The Bush formula for drying up terrorism is pretty basic: Democracy equals freedom equals a satisfied populace. Transform the Middle East, and the incentive for terrorists to wage war against their governments or those that support them evaporates.
But developments in Iraq and elsewhere in the region show the formula to be far more complex, starting with the very first component: democracy.
Americans and Europeans wouldn't recognize their democracies in Iraq's draft constitution, for instance. While Article Two states that "no law may contradict democratic standards," it also proclaims "no law may contradict Islamic standards" and "Islam is a main source for legislation."
The role of Islam in government goes to the heart of the democracy challenge in the region. As evidenced in Iraq, freedom of self- determination has unshackled conservative Islamists who argue that democracy means they can now have their say.
How much say is the question. Too much, and out pops the model of Iran, a theocracy as antithetical to democracy as communism and fascism. On the other hand, a Muslim country such as Turkey shows it's possible for an Islamist party to rule according to its values, but within a legal secular framework.
The irony, and frankly, concern, about Bush's formula is that while it has helped pave the way for more democratic elections from Afghanistan to Lebanon, it has opened the road to Islamist groups which pose a danger to democratic values.
The militant Islamist organization Hamas, for instance, is gaining in popularity against the ruling secular Fatah party of Palestinian President Mahmoud Abbas. Hamas still advocates attacks on Israeli citizens and still wants to eliminate Israel.
What would happen if it captured significant power in January's parliamentary elections? Will it be tempered by political experience? Will Palestinian voters, sick of violence, restrain Hamas? These are open questions, but the Palestinians' fledgling democracy allowed them to be raised - for better or worse.
There's another multifaceted situation that doesn't easily fit the Bush formula: Egypt.
By far the largest opposition group in that country, the outlawed Muslim Brotherhood, won't be allowed to participate in Egypt's first multicandidate presidential election Sept. 7. Banned since 1954, when its leaders tried to assassinate Prime Minister Gamal Abdel Nasser, the Brotherhood now forswears violence, calls itself moderate, and says all the right things about democracy.
As pressure builds for a more fair political process in Egypt, so will calls mount for the legalization of this group. But should that be allowed? Despite its political rhetoric, it aims to establish Islamic law in Egypt.
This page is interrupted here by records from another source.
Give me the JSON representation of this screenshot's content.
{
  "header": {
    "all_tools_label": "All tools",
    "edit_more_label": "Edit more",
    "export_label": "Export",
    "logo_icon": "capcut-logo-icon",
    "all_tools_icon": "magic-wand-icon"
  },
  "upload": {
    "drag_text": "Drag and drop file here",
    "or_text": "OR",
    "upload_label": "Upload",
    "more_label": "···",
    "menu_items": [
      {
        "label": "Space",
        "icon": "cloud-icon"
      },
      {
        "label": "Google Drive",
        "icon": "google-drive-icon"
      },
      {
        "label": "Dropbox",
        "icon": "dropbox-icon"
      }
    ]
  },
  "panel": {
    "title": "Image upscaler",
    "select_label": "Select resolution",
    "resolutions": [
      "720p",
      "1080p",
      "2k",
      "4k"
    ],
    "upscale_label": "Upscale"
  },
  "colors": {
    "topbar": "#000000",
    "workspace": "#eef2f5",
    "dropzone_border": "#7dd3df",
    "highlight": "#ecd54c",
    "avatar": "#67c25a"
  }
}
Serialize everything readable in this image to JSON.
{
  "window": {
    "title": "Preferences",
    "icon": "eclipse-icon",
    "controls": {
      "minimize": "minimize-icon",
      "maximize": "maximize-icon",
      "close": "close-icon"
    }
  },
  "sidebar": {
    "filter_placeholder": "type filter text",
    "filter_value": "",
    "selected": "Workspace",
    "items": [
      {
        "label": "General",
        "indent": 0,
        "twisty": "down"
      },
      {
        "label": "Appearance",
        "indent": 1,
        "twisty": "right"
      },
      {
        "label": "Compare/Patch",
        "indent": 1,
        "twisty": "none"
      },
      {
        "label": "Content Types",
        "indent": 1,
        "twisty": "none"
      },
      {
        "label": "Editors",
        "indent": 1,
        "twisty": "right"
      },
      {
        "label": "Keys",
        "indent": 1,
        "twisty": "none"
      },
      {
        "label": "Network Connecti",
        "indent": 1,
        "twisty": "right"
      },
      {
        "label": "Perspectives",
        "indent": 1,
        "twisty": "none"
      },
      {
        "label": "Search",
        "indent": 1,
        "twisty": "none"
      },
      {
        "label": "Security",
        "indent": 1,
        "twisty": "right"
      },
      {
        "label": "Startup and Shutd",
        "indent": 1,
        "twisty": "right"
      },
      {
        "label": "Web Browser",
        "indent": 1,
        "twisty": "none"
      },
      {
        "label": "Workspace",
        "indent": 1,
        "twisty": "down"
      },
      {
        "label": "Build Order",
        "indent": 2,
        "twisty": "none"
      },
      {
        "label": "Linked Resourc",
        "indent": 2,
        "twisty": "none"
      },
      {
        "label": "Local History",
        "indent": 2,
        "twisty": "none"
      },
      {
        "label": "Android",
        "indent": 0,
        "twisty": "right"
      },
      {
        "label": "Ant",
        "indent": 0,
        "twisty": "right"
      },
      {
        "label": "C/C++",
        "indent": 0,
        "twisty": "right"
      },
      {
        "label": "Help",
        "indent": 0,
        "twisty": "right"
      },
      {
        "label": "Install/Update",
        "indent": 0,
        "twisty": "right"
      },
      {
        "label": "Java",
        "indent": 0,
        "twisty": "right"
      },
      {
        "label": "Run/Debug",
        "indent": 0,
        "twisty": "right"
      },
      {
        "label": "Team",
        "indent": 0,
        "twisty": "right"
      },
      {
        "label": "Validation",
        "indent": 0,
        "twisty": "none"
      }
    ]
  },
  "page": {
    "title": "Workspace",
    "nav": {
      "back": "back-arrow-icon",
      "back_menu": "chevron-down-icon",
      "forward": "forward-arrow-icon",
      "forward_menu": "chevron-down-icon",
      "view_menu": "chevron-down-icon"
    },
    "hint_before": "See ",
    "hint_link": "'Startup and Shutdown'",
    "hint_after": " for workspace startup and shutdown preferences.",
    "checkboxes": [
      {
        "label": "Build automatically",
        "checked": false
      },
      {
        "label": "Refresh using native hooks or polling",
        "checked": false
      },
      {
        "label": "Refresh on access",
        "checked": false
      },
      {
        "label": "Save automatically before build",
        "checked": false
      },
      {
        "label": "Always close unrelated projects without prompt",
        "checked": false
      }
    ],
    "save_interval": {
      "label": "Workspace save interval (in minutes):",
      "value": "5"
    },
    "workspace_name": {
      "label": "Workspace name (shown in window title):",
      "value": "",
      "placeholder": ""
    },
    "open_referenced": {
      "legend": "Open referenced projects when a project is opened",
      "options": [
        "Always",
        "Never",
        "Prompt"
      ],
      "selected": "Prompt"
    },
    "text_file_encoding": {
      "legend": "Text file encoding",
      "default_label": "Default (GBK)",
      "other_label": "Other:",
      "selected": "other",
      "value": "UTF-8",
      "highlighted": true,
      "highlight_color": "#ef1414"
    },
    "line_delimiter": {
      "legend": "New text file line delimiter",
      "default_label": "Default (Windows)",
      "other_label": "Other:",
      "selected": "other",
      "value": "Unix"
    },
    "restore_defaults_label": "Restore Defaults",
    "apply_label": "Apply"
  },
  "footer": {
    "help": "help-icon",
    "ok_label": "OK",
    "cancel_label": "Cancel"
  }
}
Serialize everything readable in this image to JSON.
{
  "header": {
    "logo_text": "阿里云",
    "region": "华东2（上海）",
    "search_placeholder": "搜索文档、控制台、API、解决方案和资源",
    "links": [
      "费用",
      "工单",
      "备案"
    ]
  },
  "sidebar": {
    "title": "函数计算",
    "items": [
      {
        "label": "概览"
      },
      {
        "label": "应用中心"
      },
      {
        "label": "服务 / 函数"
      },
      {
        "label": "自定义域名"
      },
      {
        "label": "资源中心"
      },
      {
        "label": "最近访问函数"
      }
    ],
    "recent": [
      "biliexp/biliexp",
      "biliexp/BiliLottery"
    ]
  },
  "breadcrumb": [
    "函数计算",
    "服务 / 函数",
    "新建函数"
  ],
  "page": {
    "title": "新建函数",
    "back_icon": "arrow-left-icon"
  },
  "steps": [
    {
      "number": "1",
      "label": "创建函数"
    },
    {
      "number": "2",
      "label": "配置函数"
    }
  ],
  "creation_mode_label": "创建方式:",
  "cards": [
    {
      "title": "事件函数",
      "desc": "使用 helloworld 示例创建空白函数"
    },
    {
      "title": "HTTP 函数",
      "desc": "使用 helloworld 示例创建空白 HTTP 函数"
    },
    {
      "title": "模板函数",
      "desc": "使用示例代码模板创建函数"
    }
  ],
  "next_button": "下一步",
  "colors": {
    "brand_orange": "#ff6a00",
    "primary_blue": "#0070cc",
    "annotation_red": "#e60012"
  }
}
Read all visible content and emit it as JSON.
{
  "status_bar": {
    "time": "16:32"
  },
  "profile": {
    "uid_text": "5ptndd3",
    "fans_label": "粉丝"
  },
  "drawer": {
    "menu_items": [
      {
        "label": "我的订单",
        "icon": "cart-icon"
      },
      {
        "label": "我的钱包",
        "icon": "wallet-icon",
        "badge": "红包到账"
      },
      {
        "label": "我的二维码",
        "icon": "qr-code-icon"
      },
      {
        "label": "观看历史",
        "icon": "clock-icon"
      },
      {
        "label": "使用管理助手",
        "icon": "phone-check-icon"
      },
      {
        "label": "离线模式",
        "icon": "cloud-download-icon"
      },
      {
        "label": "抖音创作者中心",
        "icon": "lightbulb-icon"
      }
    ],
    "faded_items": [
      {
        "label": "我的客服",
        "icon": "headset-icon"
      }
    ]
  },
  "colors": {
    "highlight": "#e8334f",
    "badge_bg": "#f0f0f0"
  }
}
The worry is that if the Brotherhood is legalized and wins an election, that would be it: one man, one vote, one time.
The caveats to the Bush formula are as vast as the Arabian Desert. And they penetrate to the core issue of separation of church and state, mosque and mandate. His equation could usher in a democratic era that respects Islamic values in the region but limits religion in government; or it could open the door to more Irans. Americans must become more conscious of the complexities involved.